"Where's Archy ?"
Wait a moment and I 'll serve a summons on him,” exclaimed "Pippin;" and sitting down he dashed off the following:
By authority of the “ Crowd of Souchongs," you are hereby commanded to appear at meeting of the S. C., in N. M., on July 10th, at 12] P. M., then and there to help, aid, assist and succor in devouring whatsoever said Crowd shall have then provided.
Signed, Dated at Yale College, 185–
Præs. Souch. "Come along now, gentlemen ; where 's my posse comitatus ?" and seizing a boot in one hand, while the other held the summons, he crossed the entry and commenced a thundering tattoo upon Braxton's door.
“Open in the name of the law l-Come, come, Archy, there is no use in resistance, the decrees of the Souchong are unchangeable as the Medes and Persians, you know; can't let you be making a blue of yourself,” he continued, good humoredly, as he saw our friend still inclined to offer a remonstrance,—that is right, a few moments frolic and we 'll put the foluungis' through in fine style.”
Books were now thrown aside, each one helping himself to the tea and oysters, and a conversation on the all-engrossing topic became general.
"Have you your Biennial pantaloons yet ?"
"No, Chatterly's at work upon them ; gets up a good article don't he! the last Class rushed all analytics on his wristbands last year.”
“Well, I only hope we don't get some formulas, that 's all, or rushes will be scarce in spite of wristbands."
Come, fellows, hurry up, we ’ve three more books of the Odyssey yet, before we put through the Alcestis.”
“ Wide awake, wide awake.” “ Con-sum-mate !"
“One more cup of tea, and a polka,"--and whistling an accompaniment, away go Shanks and Pippin on a full swing around the room. Others join in with an utter disregard of chairs and crockery, bumping this, upsetting that, and demolishing the other, until tired out and awakened they are ready for “the three books" and continuance of the
cramming.

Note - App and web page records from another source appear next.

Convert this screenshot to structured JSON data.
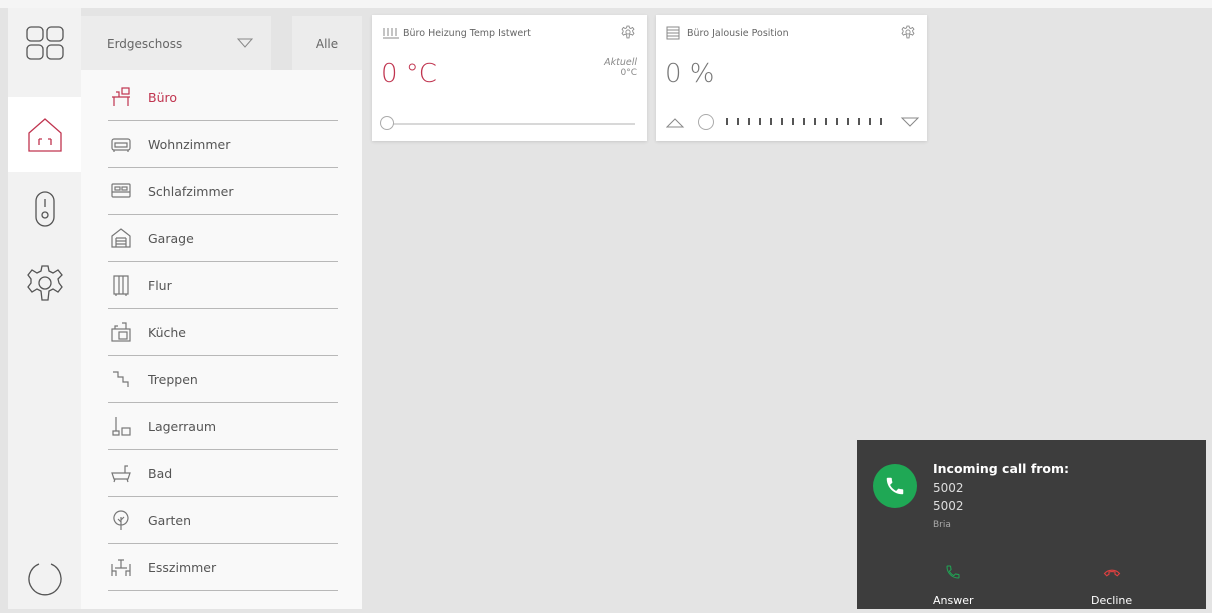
{
  "floor": {
    "selected": "Erdgeschoss",
    "all_label": "Alle"
  },
  "rooms": [
    {
      "label": "Büro",
      "icon": "desk-icon",
      "active": true
    },
    {
      "label": "Wohnzimmer",
      "icon": "sofa-icon"
    },
    {
      "label": "Schlafzimmer",
      "icon": "bed-icon"
    },
    {
      "label": "Garage",
      "icon": "garage-icon"
    },
    {
      "label": "Flur",
      "icon": "wardrobe-icon"
    },
    {
      "label": "Küche",
      "icon": "stove-icon"
    },
    {
      "label": "Treppen",
      "icon": "stairs-icon"
    },
    {
      "label": "Lagerraum",
      "icon": "broom-icon"
    },
    {
      "label": "Bad",
      "icon": "bathtub-icon"
    },
    {
      "label": "Garten",
      "icon": "tree-icon"
    },
    {
      "label": "Esszimmer",
      "icon": "dining-icon"
    }
  ],
  "widgets": {
    "heating": {
      "title": "Büro Heizung Temp Istwert",
      "value": "0 °C",
      "actual_label": "Aktuell",
      "actual_value": "0°C",
      "slider_fraction": 0
    },
    "blind": {
      "title": "Büro Jalousie Position",
      "value": "0 %",
      "position_fraction": 0
    }
  },
  "call": {
    "title": "Incoming call from:",
    "line1": "5002",
    "line2": "5002",
    "app": "Bria",
    "answer": "Answer",
    "decline": "Decline"
  },
  "colors": {
    "accent": "#c0344f",
    "answer_green": "#1fa855",
    "decline_red": "#e04040"
  }
}
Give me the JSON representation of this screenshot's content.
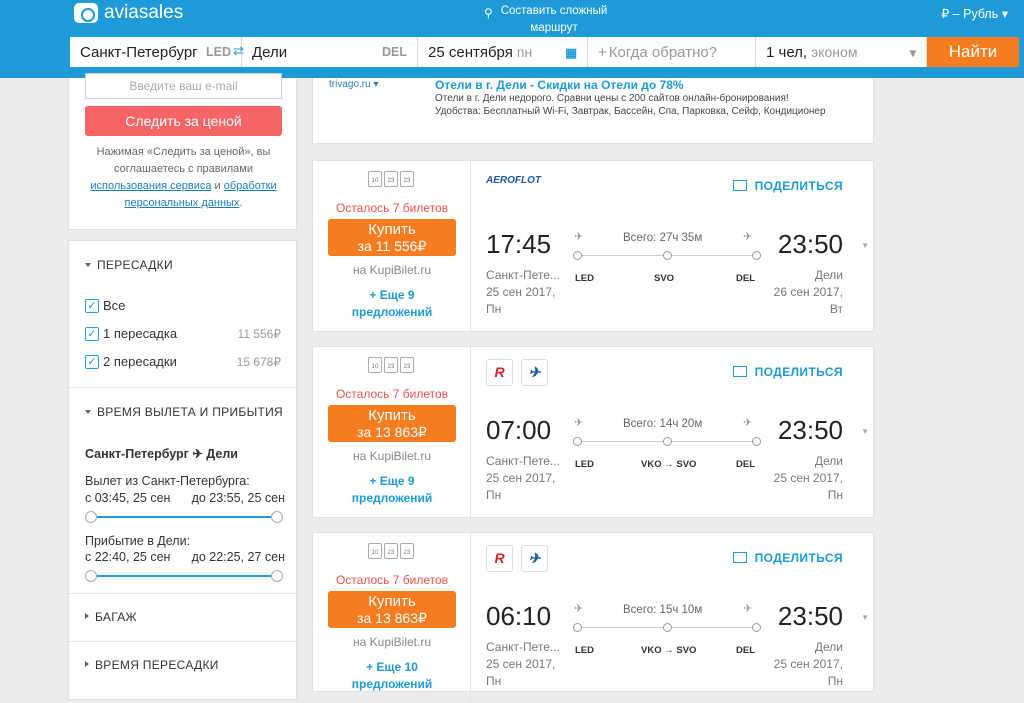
{
  "header": {
    "brand": "aviasales",
    "complex_route": "Составить сложный маршрут",
    "currency": "₽ – Рубль"
  },
  "search": {
    "origin": "Санкт-Петербург",
    "origin_code": "LED",
    "destination": "Дели",
    "destination_code": "DEL",
    "depart_date": "25 сентября",
    "depart_day": "пн",
    "return_placeholder": "Когда обратно?",
    "passengers": "1 чел,",
    "cabin": "эконом",
    "find_label": "Найти"
  },
  "alerts": {
    "email_placeholder": "Введите ваш e-mail",
    "follow_label": "Следить за ценой",
    "note_prefix": "Нажимая «Следить за ценой», вы соглашаетесь с правилами",
    "note_link1": "использования сервиса",
    "note_and": "и",
    "note_link2": "обработки персональных данных"
  },
  "filters": {
    "stops_title": "ПЕРЕСАДКИ",
    "stops": [
      {
        "label": "Все",
        "price": ""
      },
      {
        "label": "1 пересадка",
        "price": "11 556₽"
      },
      {
        "label": "2 пересадки",
        "price": "15 678₽"
      }
    ],
    "times_title": "ВРЕМЯ ВЫЛЕТА И ПРИБЫТИЯ",
    "route": "Санкт-Петербург ✈ Дели",
    "depart_label": "Вылет из Санкт-Петербурга:",
    "depart_from": "с 03:45, 25 сен",
    "depart_to": "до 23:55, 25 сен",
    "arrive_label": "Прибытие в Дели:",
    "arrive_from": "с 22:40, 25 сен",
    "arrive_to": "до 22:25, 27 сен",
    "baggage_title": "БАГАЖ",
    "layover_title": "ВРЕМЯ ПЕРЕСАДКИ"
  },
  "ad": {
    "logo": "trivago.ru ▾",
    "title": "Отели в г. Дели - Скидки на Отели до 78%",
    "line1": "Отели в г. Дели недорого. Сравни цены с 200 сайтов онлайн-бронирования!",
    "line2": "Удобства: Бесплатный Wi-Fi, Завтрак, Бассейн, Спа, Парковка, Сейф, Кондиционер"
  },
  "tickets": [
    {
      "seats_left": "Осталось 7 билетов",
      "buy": "Купить",
      "price": "за 11 556₽",
      "site": "на KupiBilet.ru",
      "more": "+ Еще 9 предложений",
      "share": "ПОДЕЛИТЬСЯ",
      "airline": "AEROFLOT",
      "dep": "17:45",
      "arr": "23:50",
      "total": "Всего: 27ч 35м",
      "c1": "LED",
      "c2": "SVO",
      "c3": "DEL",
      "from_city": "Санкт-Пете...",
      "from_date": "25 сен 2017,",
      "from_day": "Пн",
      "to_city": "Дели",
      "to_date": "26 сен 2017,",
      "to_day": "Вт"
    },
    {
      "seats_left": "Осталось 7 билетов",
      "buy": "Купить",
      "price": "за 13 863₽",
      "site": "на KupiBilet.ru",
      "more": "+ Еще 9 предложений",
      "share": "ПОДЕЛИТЬСЯ",
      "airline": "",
      "dep": "07:00",
      "arr": "23:50",
      "total": "Всего: 14ч 20м",
      "c1": "LED",
      "c2": "VKO → SVO",
      "c3": "DEL",
      "from_city": "Санкт-Пете...",
      "from_date": "25 сен 2017,",
      "from_day": "Пн",
      "to_city": "Дели",
      "to_date": "25 сен 2017,",
      "to_day": "Пн"
    },
    {
      "seats_left": "Осталось 7 билетов",
      "buy": "Купить",
      "price": "за 13 863₽",
      "site": "на KupiBilet.ru",
      "more": "+ Еще 10 предложений",
      "share": "ПОДЕЛИТЬСЯ",
      "airline": "",
      "dep": "06:10",
      "arr": "23:50",
      "total": "Всего: 15ч 10м",
      "c1": "LED",
      "c2": "VKO → SVO",
      "c3": "DEL",
      "from_city": "Санкт-Пете...",
      "from_date": "25 сен 2017,",
      "from_day": "Пн",
      "to_city": "Дели",
      "to_date": "25 сен 2017,",
      "to_day": "Пн"
    }
  ]
}
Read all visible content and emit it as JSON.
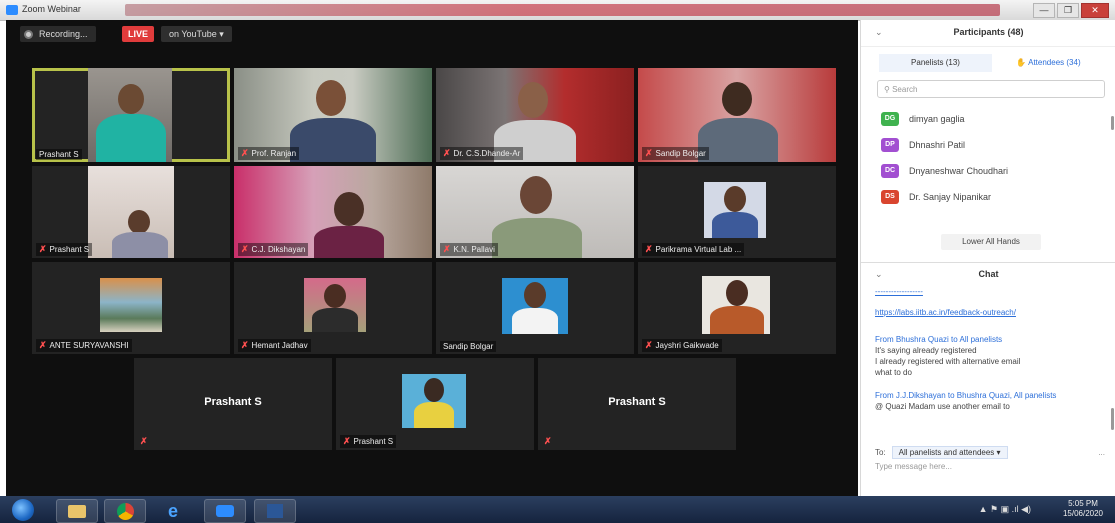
{
  "window": {
    "title": "Zoom Webinar",
    "controls": [
      "—",
      "❐",
      "✕"
    ]
  },
  "toolbar": {
    "recording": "Recording...",
    "live": "LIVE",
    "on_youtube": "on YouTube ▾"
  },
  "tiles": [
    {
      "name": "Prashant S",
      "mic_muted": false,
      "active": true
    },
    {
      "name": "Prof. Ranjan",
      "mic_muted": true
    },
    {
      "name": "Dr. C.S.Dhande-Ar",
      "mic_muted": true
    },
    {
      "name": "Sandip Bolgar",
      "mic_muted": true
    },
    {
      "name": "Prashant S",
      "mic_muted": true
    },
    {
      "name": "C.J. Dikshayan",
      "mic_muted": true
    },
    {
      "name": "K.N. Pallavi",
      "mic_muted": true
    },
    {
      "name": "Parikrama Virtual Lab ...",
      "mic_muted": true
    },
    {
      "name": "ANTE SURYAVANSHI",
      "mic_muted": true
    },
    {
      "name": "Hemant Jadhav",
      "mic_muted": true
    },
    {
      "name": "Sandip Bolgar",
      "mic_muted": false
    },
    {
      "name": "Jayshri Gaikwade",
      "mic_muted": true
    },
    {
      "name": "Prashant S",
      "mic_muted": true
    },
    {
      "name": "Prashant S",
      "mic_muted": true
    },
    {
      "name": "Prashant S",
      "mic_muted": true
    }
  ],
  "participants": {
    "title": "Participants (48)",
    "tab_panelists": "Panelists (13)",
    "tab_attendees": "Attendees (34)",
    "search_placeholder": "Search",
    "list": [
      {
        "initials": "DG",
        "name": "dimyan gaglia",
        "color": "#3fb24f"
      },
      {
        "initials": "DP",
        "name": "Dhnashri Patil",
        "color": "#a24fd1"
      },
      {
        "initials": "DC",
        "name": "Dnyaneshwar Choudhari",
        "color": "#a24fd1"
      },
      {
        "initials": "DS",
        "name": "Dr. Sanjay Nipanikar",
        "color": "#d9452f"
      }
    ],
    "lower_all_hands": "Lower All Hands"
  },
  "chat": {
    "title": "Chat",
    "link_partial": "------------------",
    "link": "https://labs.iitb.ac.in/feedback-outreach/",
    "msg1_from": "From Bhushra Quazi to All panelists",
    "msg1_lines": [
      "It's saying already registered",
      "I already registered with alternative email",
      "what to do"
    ],
    "msg2_from": "From J.J.Dikshayan to Bhushra Quazi, All panelists",
    "msg2_lines": [
      "@ Quazi Madam use another email to"
    ],
    "to_label": "To:",
    "to_value": "All panelists and attendees ▾",
    "more": "...",
    "placeholder": "Type message here..."
  },
  "taskbar": {
    "tray": "▲ ⚑ ▣ .ıl ◀)",
    "time": "5:05 PM",
    "date": "15/06/2020"
  },
  "colors": {
    "accent": "#2d8cff",
    "live": "#e03c3c",
    "active_outline": "#b8c24a"
  }
}
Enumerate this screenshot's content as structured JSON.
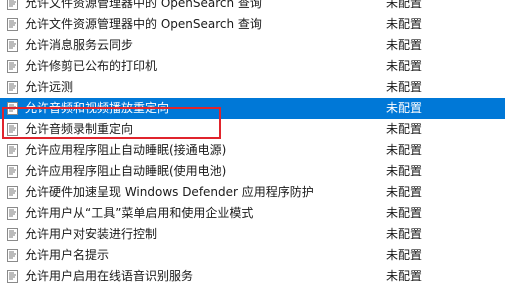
{
  "policies": [
    {
      "name": "允许文件资源管理器中的 OpenSearch 查询",
      "state": "未配置",
      "selected": false
    },
    {
      "name": "允许文件资源管理器中的 OpenSearch 查询",
      "state": "未配置",
      "selected": false
    },
    {
      "name": "允许消息服务云同步",
      "state": "未配置",
      "selected": false
    },
    {
      "name": "允许修剪已公布的打印机",
      "state": "未配置",
      "selected": false
    },
    {
      "name": "允许远测",
      "state": "未配置",
      "selected": false
    },
    {
      "name": "允许音频和视频播放重定向",
      "state": "未配置",
      "selected": true
    },
    {
      "name": "允许音频录制重定向",
      "state": "未配置",
      "selected": false
    },
    {
      "name": "允许应用程序阻止自动睡眠(接通电源)",
      "state": "未配置",
      "selected": false
    },
    {
      "name": "允许应用程序阻止自动睡眠(使用电池)",
      "state": "未配置",
      "selected": false
    },
    {
      "name": "允许硬件加速呈现 Windows Defender 应用程序防护",
      "state": "未配置",
      "selected": false
    },
    {
      "name": "允许用户从“工具”菜单启用和使用企业模式",
      "state": "未配置",
      "selected": false
    },
    {
      "name": "允许用户对安装进行控制",
      "state": "未配置",
      "selected": false
    },
    {
      "name": "允许用户名提示",
      "state": "未配置",
      "selected": false
    },
    {
      "name": "允许用户启用在线语音识别服务",
      "state": "未配置",
      "selected": false
    }
  ],
  "icon": "policy-setting-icon",
  "colors": {
    "selection": "#0078d7",
    "highlight_box": "#e0242c"
  }
}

Wishing them an easy "scheme" and successful effort on the morrow, we prefer to leave them.
“Naught that's mortal long can last,
Every body frigid laid.” The transition from the drudgery of Sophomore to the independence of the Junior year, the realization of the thought that they were now members of the “upper Classes,” and permission to engage behind North Middle in that manly occupation usually accorded to, as a known perogative of the Juniors, (we refer of course to their classic recreation, p-tch-ng c—ts,) the whole tenór, in short, of the Junior life was adapted to dispel the recollections of the past. The exertions of the Sophomore year and Biennial labor, seemed to have exhausted all the energy of study and to make them look upon the Junior as a year of pleasure. Every afternoon saw crews sauntering along Chapel street and displaying to the
gaze of lady passers the trim boating costume with its jaunty manof-war hat, and exquisite carelessly loose tie. Every moonlight evening swift boats shot out on the calm bay of New Haven, bearing fair freight to the Oh Fort or the Light, and the song of manly voices kept time to the oar-beat, or came floating on the waters in reply and challenge to the softer echoes from some favored boat, now and then perhaps accompanied by the sweet tones of the flute.
Picnics were planned, and the rough sides of Mount Carmel, and the steeps of Roaring Brook lent their aid to pleasure, and were frequent witness of flirtations and good cheer. The old rooms of North Middle all at once seemed to become vocal
forth catches suited to the parlor or the serenade, rather than the smoky atmosphere or the boisterous merriment of College. Nor was this all, for, unlike the vocal Memnon, old North Middle sent forth sounds continually, far from sweet toned or harmonious; the violin squeaked, flute squealed, and flageolet burst forth in shrill screams at all seasons, to the great discomfiture of studious Freshmen on the ground floor, or the envious Sophomores in the room above. The handles of the foils were dusty and the boxing-gloves kicked in exile underneath the lounge; portraits of great musical composers had replaced the torn-down etchings which had portrayed “Tipton Slasher” and the glories of the
gamecock and the Union races. Mysterious looking parties, cloaked, and with
and to pour